A few use cases & corresponding sample images where I found the Scene Text service works quite well are below.
i) Extracting Container Seal IDs on freight containers
ii) Extracting number plates from vehicles (detailed blog from a previous use case where a custom model was set up to work in collaboration with SAP Yard Logistics)
iii) Extracting digital meter readings for Utilities (detailed blog from a previous use case where a custom model was set up to work in collaboration with SAP S/4 HANA Utilities)
How to Set Up
Note: Steps 3 onwards can be done via API calls as well. This blog uses the GUI where possible.
1) In your BTP Sub Account – set up an instance & application
The tutorial here will guide you with setting up an instance & an application. Once done successfully, you should see an application something like below.
DOX Application / Subscription
You should also see an instance, something like below.
Note: I found this a little confusing when I first started out, although to the initiated it may seem obvious. When you set up the Entitlements for Document Information Extraction, you will find the following service plans. You can set up Scene text only with the blocks_of_100 instance. For this blog post, I set up the application as well as I use the DOX UI application, but you can do without it if you prefer doing this entirely with API calls.
|1||default||Instance||Service plan intended for personal exploration|
|2||blocks_of_100||Instance||Service plan intended for productive usage|
|3||default (Application)||Application||Service plan intended for GUI based usage|
2) In your BTP Sub Account – Set up user roles
You will need the role “Document_Information_Extraction_UI_Templates_Admin” to be assigned to your user. This is a role required to manage the template and schema lifecycle, which you need in order to use the Scene Text feature. As you can tell, I have some other DOX roles assigned to myself as well.
3) In the DOX UI – Set up a Schema
Launch your DOX UI application. If you have the role assignments as described above, you will be able to see the Schema Configuration and Change Instance under Settings (see bottom left of page).
Select Schema Configuration
Click on Change Instance to ensure the correct instance is selected.
Click on Schema Configuration to create a new schema for Scene Text. Click on the Create button.
Enter details for the Schema as shown.
Enter Schema Details
Click on the newly created schema and click Activate. The status will change shortly from Passive to Active. This schema is now ready for use.
4) In the DOX UI – Set up a Template
In the navigation bar, select Template and click on the “+” sign to the far right.
5) In the DOX UI – Add the image

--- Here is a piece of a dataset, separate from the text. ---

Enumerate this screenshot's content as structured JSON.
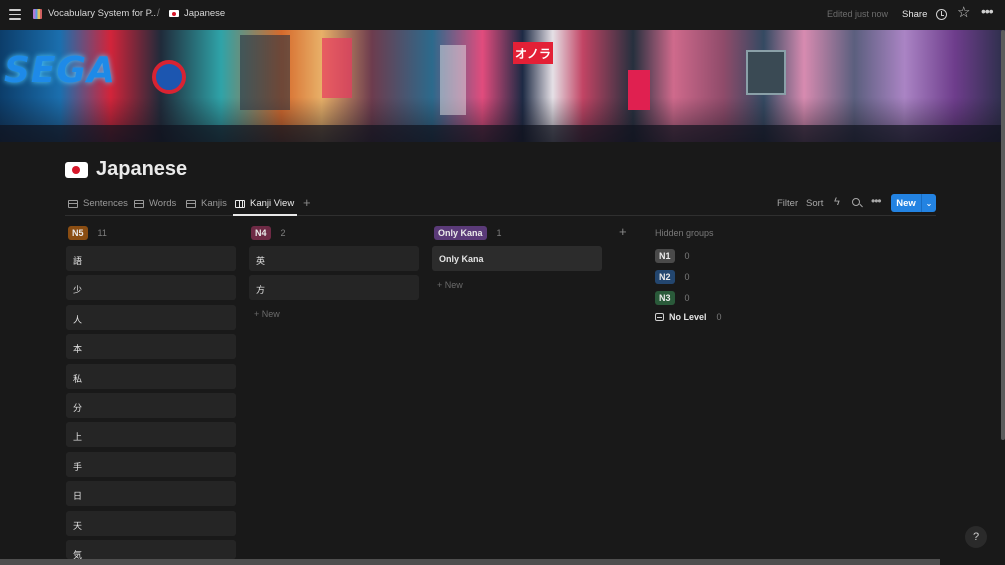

We can now start adding the images that we intend to extract the image from. I tried out several different kinds images and got decent responses. Click on Documents and on the “+” sign on far right to upload an image.
Select the document type & schema for Scene Text. Click on the “+” sign to upload an image.
Review your image & confirm upload.
The document will become ready shortly after and is now ready for external API’s to view extracted content.
Image ready (see use cases section for a closer view of picture)
6) In any API platform – Check the extracted response
I use Postman here. On our tutorials, we typically have steps using Swagger, so try that one out if you prefer Swagger.
Create a new Get request. Set up the URL as below:
<URL from BTP service key> + '/document-information-extraction/v1/document/jobs/' + <job ID per the DOX UI Application> + '/pages/text'
You will find the job ID in the URL of your document in the DOX ui application. This is the alphanumeric code that appears to the end of the URL and that I’ve highlighted in blue below.
Set up the Authorisation as below:
Set up Authorisation
There is no body to this call, so you can leave it as none. Hit send and you will see the extracted characters along with the bounding box coordinates. The highlighted text here shows the Container Seal ID extracted correctly.
I found the service quite easy to set up & start using. There are quite a few good blogs (like the one here) that explain how Rest API calls can be made from SAP Build Apps, our low code / no code mobile app development platform. You could run the calls in step 6 from SAP Build Apps and have a mobile app version of your business use case.